KINGMAN - It looks like another warm winter in Arizona with above-average precipitation and a weaker-than-usual El Niño system, a national weather expert said Thursday.
The National Oceanic and Atmospheric Administration's Winter Outlook favors precipitation higher than normal from the southern half of California across the Southwest, South Central and Gulf states and along the eastern seaboard to Maine.
El Niño, the band of warm Pacific Ocean current that affects weather patterns in the southwest United States, should be developing over the next couple of months, said Mike Halpert, acting director of NOAA's Climate Prediction Center.
"While El Niño has yet to fully develop, it probably will start in the next week or so," Halpert said in a telephone conference with more than 20 reporters from all parts of the nation. "It will probably be weaker and persist into spring."
Every El Niño is different, and this one is "struggling to get going," he said.
Forecasters announced last week that the ocean and atmospheric coupling necessary to declare an El Niño has not yet happened. It has a 67 percent chance of developing by the end of the year.
Mohave County recorded between 6½ and 9½ inches of rain during a summer monsoon season that was wetter than usual. However, Halpert wouldn't even try to predict the amount of rain that Arizona could receive from El Niño.
"The entire Southwest is favored to have above-average precipitation. How much, we can't say. The monsoon was good with all of the cyclones and tropical storms forming on the Pacific," he said.

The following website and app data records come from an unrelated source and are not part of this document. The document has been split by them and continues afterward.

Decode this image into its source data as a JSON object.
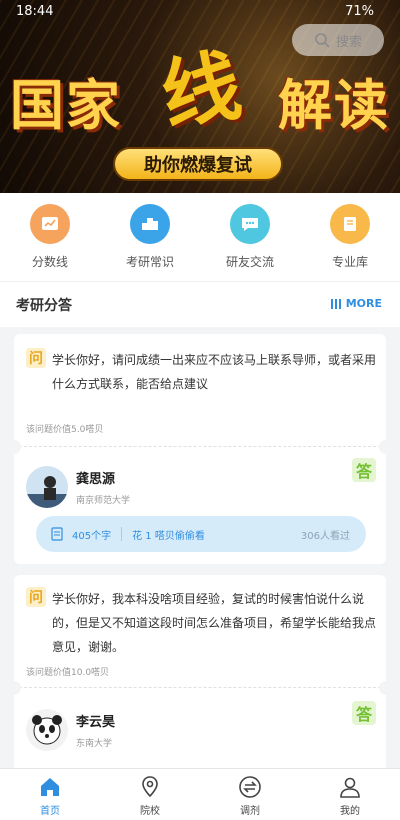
{
  "status": {
    "time": "18:44",
    "indicators": "HD ⊙ ≋ ▮",
    "battery": "71%"
  },
  "banner": {
    "search_placeholder": "搜索",
    "title_left": "国家",
    "title_mid": "线",
    "title_right": "解读",
    "subtitle": "助你燃爆复试"
  },
  "quicknav": [
    {
      "label": "分数线",
      "icon": "chart-line-icon",
      "bg": "#f6a35e"
    },
    {
      "label": "考研常识",
      "icon": "podium-icon",
      "bg": "#3ba3e8"
    },
    {
      "label": "研友交流",
      "icon": "chat-bubble-icon",
      "bg": "#4fc7e0"
    },
    {
      "label": "专业库",
      "icon": "book-icon",
      "bg": "#f8b84a"
    }
  ],
  "section": {
    "title": "考研分答",
    "more": "MORE"
  },
  "cards": [
    {
      "q_badge": "问",
      "question": "学长你好，请问成绩一出来应不应该马上联系导师，或者采用什么方式联系，能否给点建议",
      "value": "该问题价值5.0嗒贝",
      "answer_badge": "答",
      "answerer": {
        "name": "龚思源",
        "school": "南京师范大学"
      },
      "words": "405个字",
      "peek": "花 1 嗒贝偷偷看",
      "views": "306人看过"
    },
    {
      "q_badge": "问",
      "question": "学长你好，我本科没啥项目经验，复试的时候害怕说什么说的，但是又不知道这段时间怎么准备项目，希望学长能给我点意见，谢谢。",
      "value": "该问题价值10.0嗒贝",
      "answer_badge": "答",
      "answerer": {
        "name": "李云昊",
        "school": "东南大学"
      }
    }
  ],
  "tabs": [
    {
      "label": "首页",
      "icon": "home-icon",
      "active": true
    },
    {
      "label": "院校",
      "icon": "location-pin-icon",
      "active": false
    },
    {
      "label": "调剂",
      "icon": "swap-icon",
      "active": false
    },
    {
      "label": "我的",
      "icon": "user-icon",
      "active": false
    }
  ],
  "colors": {
    "accent": "#2f8ee0",
    "answer_green": "#74c134",
    "question_yellow": "#e9a620"
  }
}
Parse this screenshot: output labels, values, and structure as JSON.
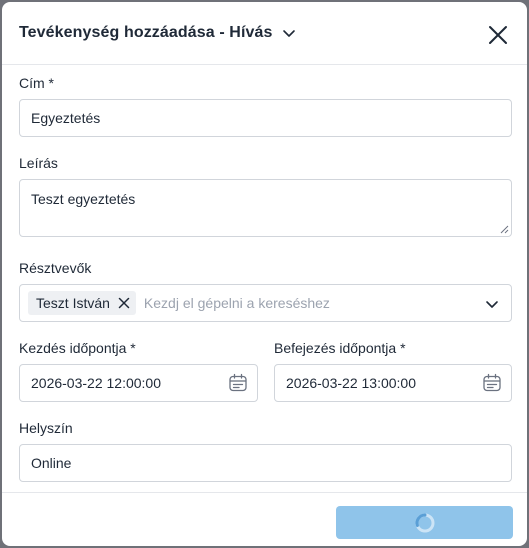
{
  "modal": {
    "title": "Tevékenység hozzáadása - Hívás"
  },
  "form": {
    "cim": {
      "label": "Cím *",
      "value": "Egyeztetés"
    },
    "leiras": {
      "label": "Leírás",
      "value": "Teszt egyeztetés"
    },
    "resztvevok": {
      "label": "Résztvevők",
      "tags": [
        "Teszt István"
      ],
      "placeholder": "Kezdj el gépelni a kereséshez"
    },
    "kezdes": {
      "label": "Kezdés időpontja *",
      "value": "2026-03-22 12:00:00"
    },
    "befejezes": {
      "label": "Befejezés időpontja *",
      "value": "2026-03-22 13:00:00"
    },
    "helyszin": {
      "label": "Helyszín",
      "value": "Online"
    }
  },
  "footer": {
    "submit_state": "loading",
    "submit_color": "#8fc4ea"
  },
  "icons": {
    "title_chevron": "chevron-down-icon",
    "close": "close-icon",
    "tag_remove": "close-icon",
    "select_chevron": "chevron-down-icon",
    "calendar": "calendar-icon",
    "spinner": "loading-spinner-icon"
  }
}
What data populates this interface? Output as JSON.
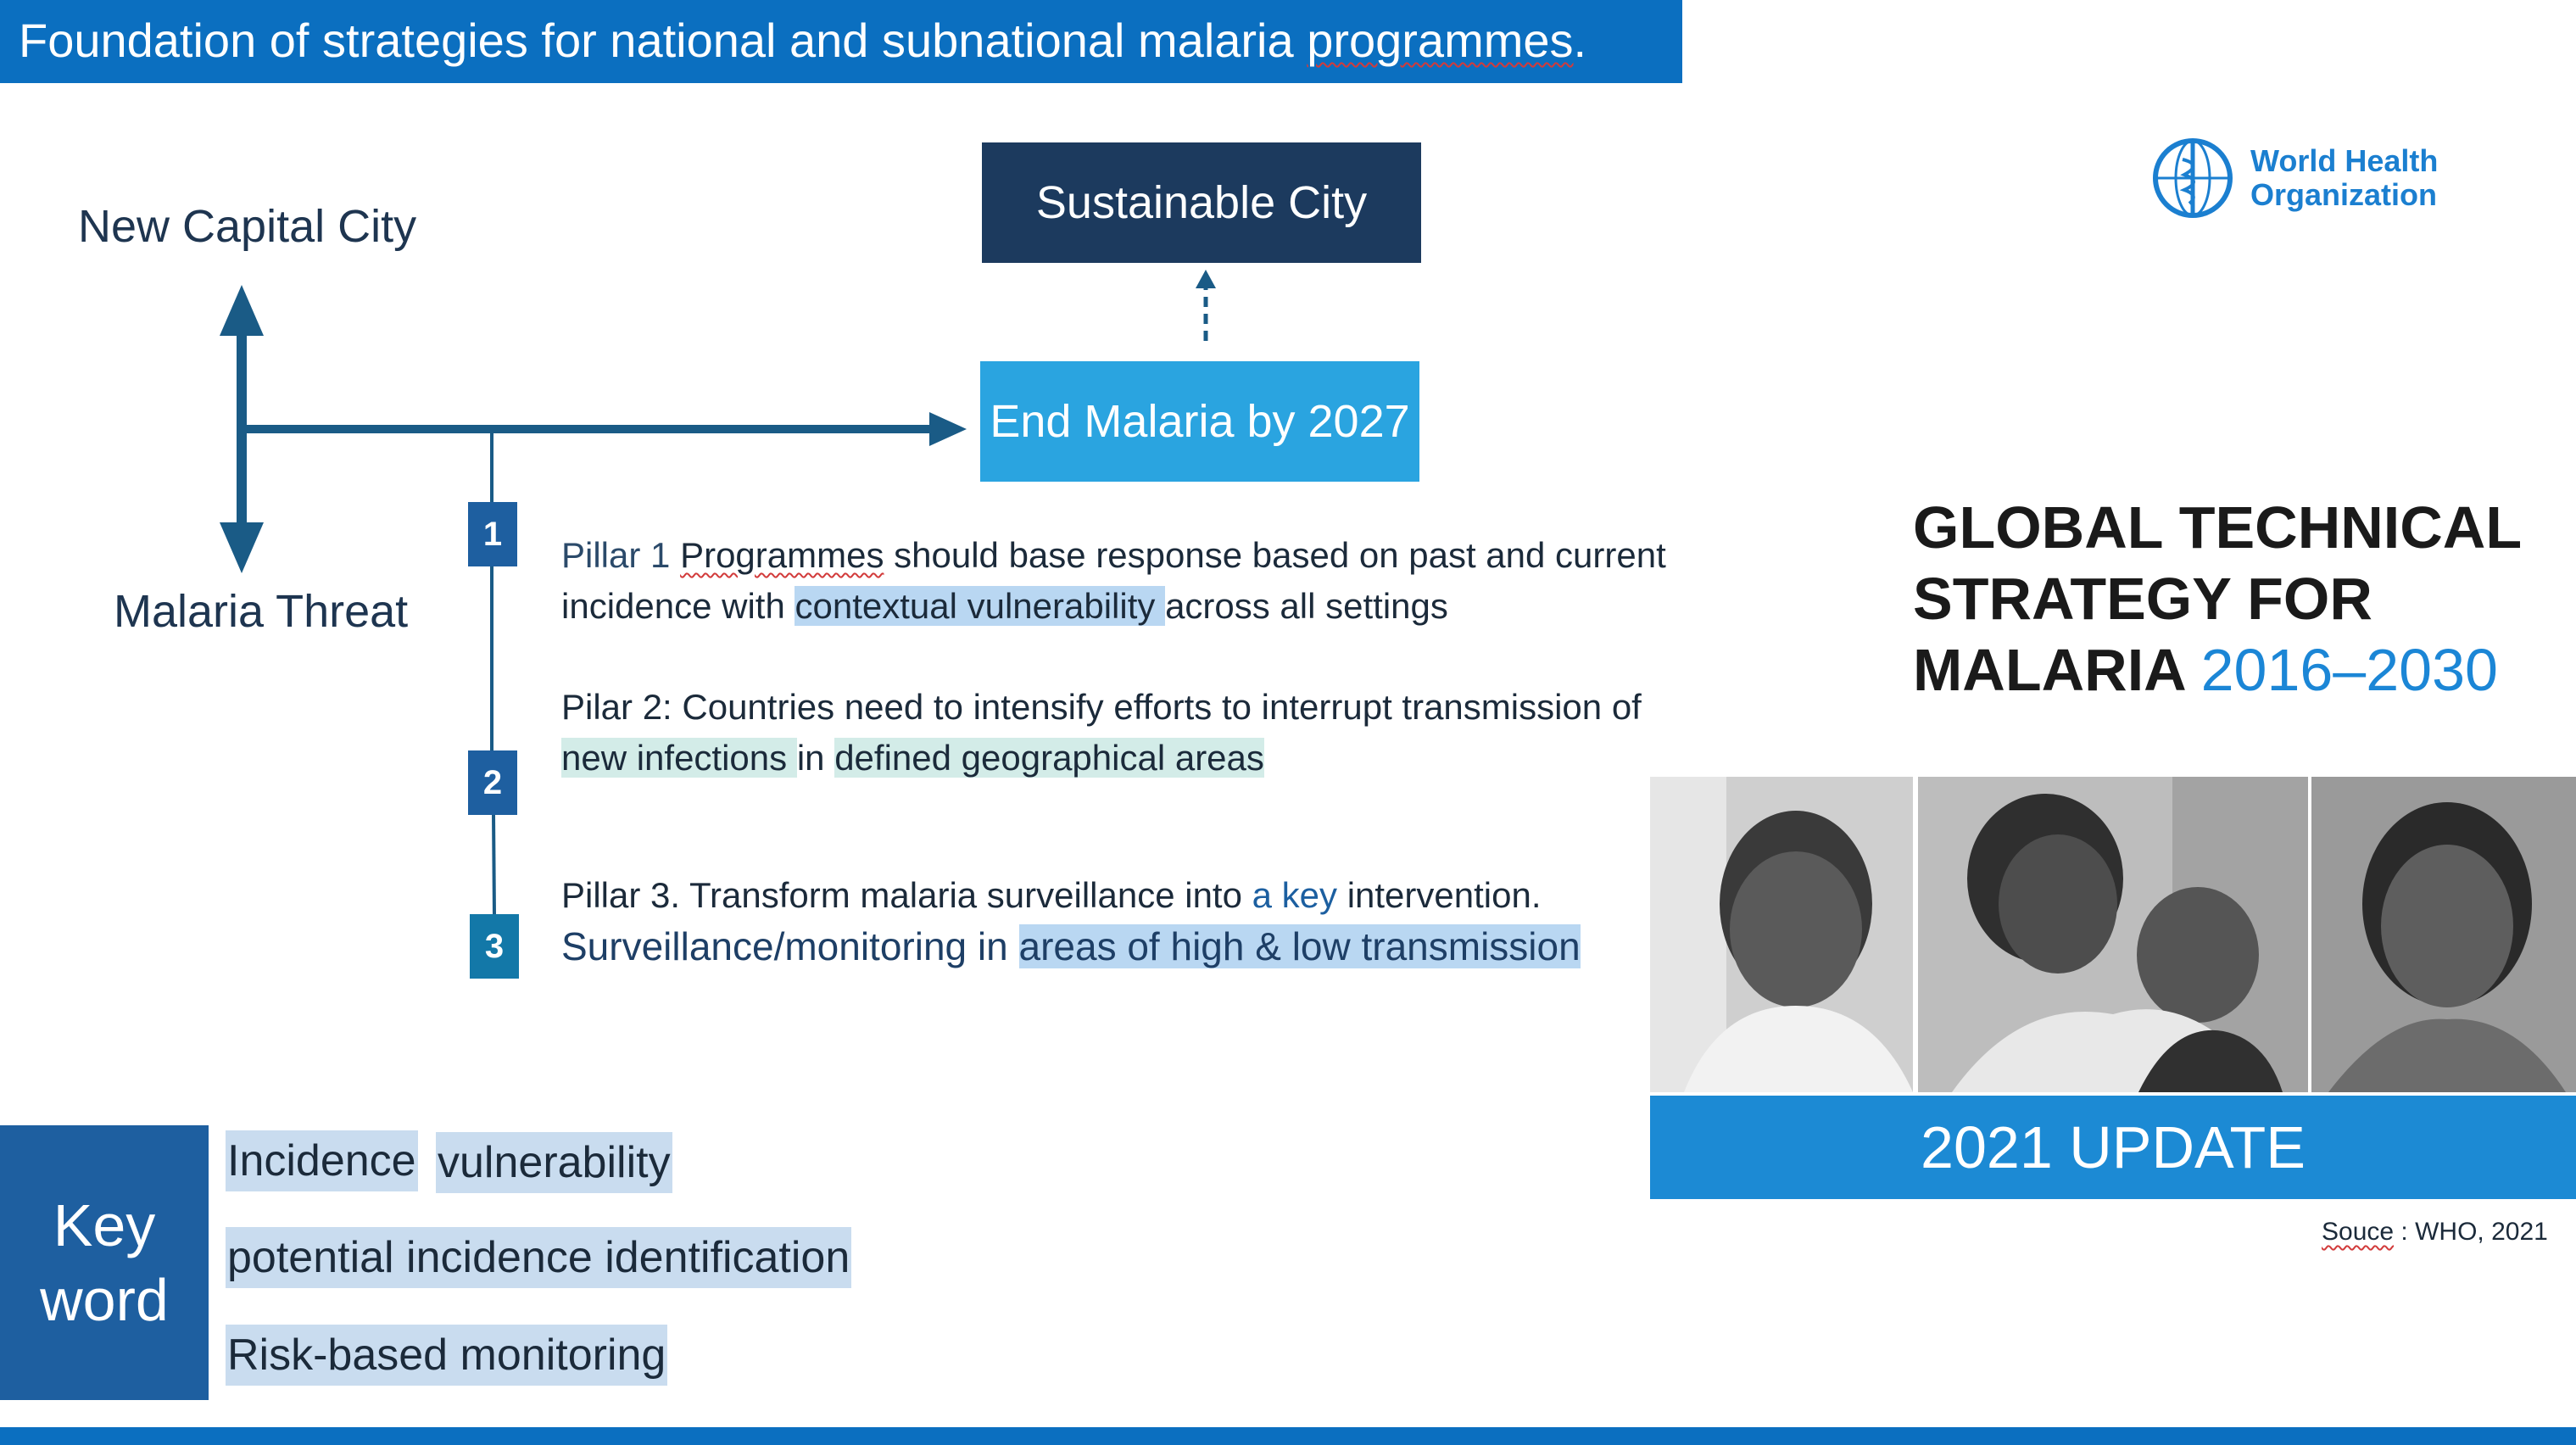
{
  "header": {
    "title_pre": "Foundation of strategies for national and subnational malaria ",
    "title_word": "programmes",
    "title_post": "."
  },
  "flow": {
    "top_label": "New Capital City",
    "bottom_label": "Malaria Threat",
    "sustainable_box": "Sustainable City",
    "end_malaria_box": "End Malaria by 2027"
  },
  "pillars": {
    "p1": {
      "number": "1",
      "label": "Pillar 1 ",
      "word": "Programmes",
      "line1_rest": " should base response based on past and current",
      "line2_pre": "incidence with ",
      "line2_hl": "contextual vulnerability ",
      "line2_post": " across all settings"
    },
    "p2": {
      "number": "2",
      "line1": "Pilar 2: Countries need to intensify efforts to interrupt transmission of",
      "line2_hl1": "new infections ",
      "line2_mid": "in ",
      "line2_hl2": "defined geographical areas"
    },
    "p3": {
      "number": "3",
      "line1_pre": "Pillar 3. Transform malaria surveillance into ",
      "line1_key": "a key",
      "line1_post": " intervention.",
      "line2_pre": "Surveillance/monitoring in ",
      "line2_hl": "areas of high & low transmission"
    }
  },
  "keywords": {
    "title_line1": "Key",
    "title_line2": "word",
    "chips": [
      "Incidence",
      "vulnerability",
      "potential incidence identification",
      "Risk-based monitoring"
    ]
  },
  "right_panel": {
    "who_line1": "World Health",
    "who_line2": "Organization",
    "gts_line1": "GLOBAL TECHNICAL",
    "gts_line2": "STRATEGY FOR",
    "gts_line3": "MALARIA ",
    "gts_years": "2016–2030",
    "update": "2021 UPDATE",
    "source_word": "Souce",
    "source_rest": " : WHO, 2021"
  },
  "colors": {
    "header_blue": "#0b6fc0",
    "navy": "#1c3a5e",
    "sky": "#2aa4e0",
    "arrow": "#1a5b86"
  }
}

While drought conditions are expected to improve in some portions of the United States, California's record-setting drought will likely persist or intensify. Nearly 60 percent of California is suffering from "exceptional" drought - the worst category.
This year was a continuation of dry conditions from 2012, making it the driest three-year period on record, said Kevin Werner, NOAA's western regional climate services director.
Winter is the wet season in California, so mountainous snowfall will prove crucial for drought recovery. California's runoff period from winter snow was the shortest in a number of years, Werner noted, and the state's reservoirs are at 30 percent capacity.
Rainfall in the Northern Sierras this year was 31.3 inches, 63 percent of normal, while the central mountains in California received 20.3 inches, 50 percent of normal.
Turning to the Colorado River watershed, Werner reported that Lake Powell and Lake Mead are less than half full. In general, drought monitors are showing a downward trend in reservoir levels, with only four years above normal rainfall since 2000.
"It would take multiple years above average to get back to normal," Werner said. "Any one year is not going to fill those reservoirs, even if it is quite wet."
NOAA's temperature outlook favors warmer-than-average temperatures in the Western United States, extending from the West Coast through most of the Intermountain West and across the U.S.-Canadian border through New York and New England.
The rest of the country falls into the "equal chance" category, meaning there is not a strong enough climate signal in these areas to make a prediction, so they have an equal chance of being above, near or below normal temperatures.